Are Contactless Payments and the Contactless Cards secure?
The specific feature of “Contactless Cards”, enable the aspect of not handing over the card to the PoS Operator. Also, the Card Details that is printed on the Card can be masked, and is not required to be seen by the handler. The card is not subjected to physical scanning by insertion, hence enabling security, especially cloning attempts.
During Pandemic, the card turned out to be a boon, especially when the handling was restricted and was only to be touched by the owner. This then ensured that any virus or infection is not accumulated of transported, thereby increasing the chances safety against transmission and infection.
The threat to these “Contactless Cards” should not be also neglected. There have been crimes where criminals have used PoS or Reader Machines on bags or back-pockets to carry out a ‘Consent less’ reading and enabling a transaction (as this does not require punching of a PIN).
The Reserve of India (RBI) has recently announced that in the contactless transaction limit be maintained at Rs 5,000 on each transaction as a capping, to avoid large losses to card holders. Yet there is no limit on the number of transactions. The “Contactless Cards” also come with its advantages and disadvantages. The chances of crime or scams through Contactless Cards, cannot be ruled-out.
3 Ways to Protect Yourself Against Contactless Payment Crimes and Scams
- Where you store and physical security of the Cards: The Storage of the Card and the Handling of the “Contactless Cards” need to be done with caution. The fact that the card comes in contact with PoS without consent is a threat. Malicious intent of bringing a PoS Machine to a Card held in a bag or a wallet or pocket, is a matter of concern. Also, that the “Contactless Cards” transaction can be completed without punching a PIN, is also a matter of concern. The Card does provide a lot of convenience, but it also has its own risks.

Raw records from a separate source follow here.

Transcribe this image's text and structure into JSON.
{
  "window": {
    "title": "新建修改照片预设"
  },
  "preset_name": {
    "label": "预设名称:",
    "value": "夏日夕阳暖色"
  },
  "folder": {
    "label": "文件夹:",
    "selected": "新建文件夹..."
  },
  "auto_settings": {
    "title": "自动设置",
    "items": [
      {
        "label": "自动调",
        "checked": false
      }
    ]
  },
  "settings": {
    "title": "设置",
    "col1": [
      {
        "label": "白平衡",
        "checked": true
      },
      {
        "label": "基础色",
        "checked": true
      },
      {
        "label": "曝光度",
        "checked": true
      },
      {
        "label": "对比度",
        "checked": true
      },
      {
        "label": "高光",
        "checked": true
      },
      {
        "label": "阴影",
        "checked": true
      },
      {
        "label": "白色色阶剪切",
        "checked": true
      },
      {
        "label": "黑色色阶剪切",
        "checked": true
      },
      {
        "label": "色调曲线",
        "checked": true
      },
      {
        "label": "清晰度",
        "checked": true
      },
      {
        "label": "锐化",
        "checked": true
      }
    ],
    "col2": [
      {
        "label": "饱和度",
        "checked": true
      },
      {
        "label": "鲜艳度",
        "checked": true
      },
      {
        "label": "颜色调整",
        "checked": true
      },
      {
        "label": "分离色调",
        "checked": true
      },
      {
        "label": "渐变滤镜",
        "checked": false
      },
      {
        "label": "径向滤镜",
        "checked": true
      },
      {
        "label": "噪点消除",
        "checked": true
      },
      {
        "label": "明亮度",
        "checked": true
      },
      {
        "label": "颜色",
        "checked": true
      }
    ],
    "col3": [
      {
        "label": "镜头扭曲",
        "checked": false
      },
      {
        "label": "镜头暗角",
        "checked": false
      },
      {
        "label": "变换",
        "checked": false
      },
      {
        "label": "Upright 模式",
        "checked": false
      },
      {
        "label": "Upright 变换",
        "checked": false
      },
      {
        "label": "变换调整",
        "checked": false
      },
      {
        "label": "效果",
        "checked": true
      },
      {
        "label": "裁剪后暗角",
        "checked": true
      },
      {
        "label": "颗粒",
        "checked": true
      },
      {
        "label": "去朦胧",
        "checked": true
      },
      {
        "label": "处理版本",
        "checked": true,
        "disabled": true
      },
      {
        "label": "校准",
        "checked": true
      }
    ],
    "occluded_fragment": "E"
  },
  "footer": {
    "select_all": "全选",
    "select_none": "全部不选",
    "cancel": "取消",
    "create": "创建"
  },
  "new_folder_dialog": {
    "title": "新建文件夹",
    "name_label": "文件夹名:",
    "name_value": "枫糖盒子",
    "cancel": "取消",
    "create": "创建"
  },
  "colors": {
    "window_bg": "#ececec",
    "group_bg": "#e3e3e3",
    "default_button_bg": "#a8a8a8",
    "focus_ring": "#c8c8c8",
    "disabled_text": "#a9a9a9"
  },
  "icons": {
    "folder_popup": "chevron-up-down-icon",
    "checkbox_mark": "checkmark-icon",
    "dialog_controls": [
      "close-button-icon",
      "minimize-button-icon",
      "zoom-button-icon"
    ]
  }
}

- Invest in a RFID-Blocking Wallet: The Contactless Cards also need to be protected from ‘Consentless Card Reading’. There are Carry Pouches and Bags which perform blocking of the Card from being read over WiFi of the RFID. One can purchase them and carry their card in them. The usage of the card can only be done, when the Card is out of the RFID-Blocking container.
- Use the Banking App that allows management of the Contactless feature: A ‘Contactless Card’ issued by a Bank, should also be provided and managed through a Bank Provided App (for Mobiles). Insist on an App from your Card Provider, that allows you to manage the “Contactless Cards” features; like ‘setting of monitory limit per transaction’ or ‘disabling of the WiFi’ or ‘allowing management of limit on the WiFi based transaction’, etc.